%%

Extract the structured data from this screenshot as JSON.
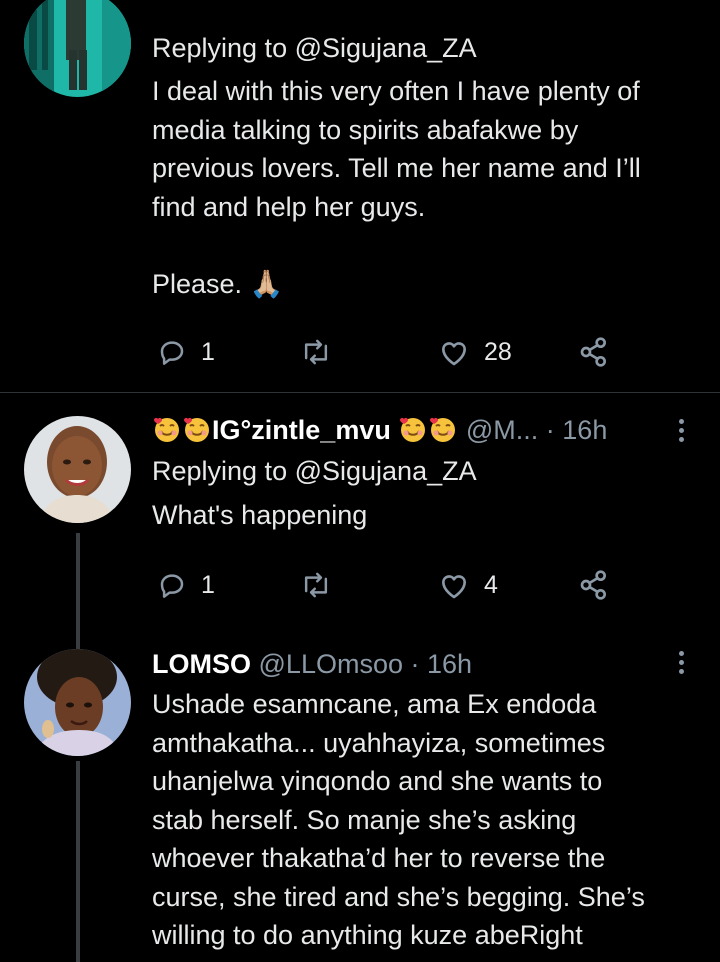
{
  "tweets": [
    {
      "reply_prefix": "Replying to ",
      "reply_handle": "@Sigujana_ZA",
      "text": "I deal with this very often I have plenty of\nmedia talking to spirits abafakwe by\nprevious lovers. Tell me her name and I’ll\nfind and help her guys.\n\nPlease. 🙏🏼",
      "replies": "1",
      "likes": "28"
    },
    {
      "name": "IG°zintle_mvu",
      "handle": "@M...",
      "time": "· 16h",
      "reply_prefix": "Replying to ",
      "reply_handle": "@Sigujana_ZA",
      "text": "What's happening",
      "replies": "1",
      "likes": "4"
    },
    {
      "name": "LOMSO",
      "handle": "@LLOmsoo",
      "time": "· 16h",
      "text": "Ushade esamncane, ama Ex endoda\namthakatha... uyahhayiza, sometimes\nuhanjelwa yinqondo and she wants to\nstab herself. So manje she’s asking\nwhoever thakatha’d her to reverse the\ncurse, she tired and she’s begging. She’s\nwilling to do anything kuze abeRight"
    }
  ],
  "colors": {
    "background": "#000000",
    "text": "#e7e9ea",
    "muted": "#8b98a5",
    "divider": "#2f3336",
    "icon": "#8b98a5"
  },
  "icons": [
    "reply-icon",
    "retweet-icon",
    "like-icon",
    "share-icon",
    "more-icon",
    "smiling-face-with-hearts-emoji",
    "folded-hands-emoji"
  ]
}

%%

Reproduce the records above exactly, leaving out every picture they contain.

OUTPUT OF THE EXERCISE ::
Extract the structured data from this screenshot as JSON.
{
  "tweets": [
    {
      "reply_prefix": "Replying to ",
      "reply_handle": "@Sigujana_ZA",
      "text": "I deal with this very often I have plenty of\nmedia talking to spirits abafakwe by\nprevious lovers. Tell me her name and I’ll\nfind and help her guys.\n\nPlease. 🙏🏼",
      "replies": "1",
      "likes": "28"
    },
    {
      "name": "IG°zintle_mvu",
      "handle": "@M...",
      "time": "· 16h",
      "reply_prefix": "Replying to ",
      "reply_handle": "@Sigujana_ZA",
      "text": "What's happening",
      "replies": "1",
      "likes": "4"
    },
    {
      "name": "LOMSO",
      "handle": "@LLOmsoo",
      "time": "· 16h",
      "text": "Ushade esamncane, ama Ex endoda\namthakatha... uyahhayiza, sometimes\nuhanjelwa yinqondo and she wants to\nstab herself. So manje she’s asking\nwhoever thakatha’d her to reverse the\ncurse, she tired and she’s begging. She’s\nwilling to do anything kuze abeRight"
    }
  ],
  "colors": {
    "background": "#000000",
    "text": "#e7e9ea",
    "muted": "#8b98a5",
    "divider": "#2f3336",
    "icon": "#8b98a5"
  },
  "icons": [
    "reply-icon",
    "retweet-icon",
    "like-icon",
    "share-icon",
    "more-icon",
    "smiling-face-with-hearts-emoji",
    "folded-hands-emoji"
  ]
}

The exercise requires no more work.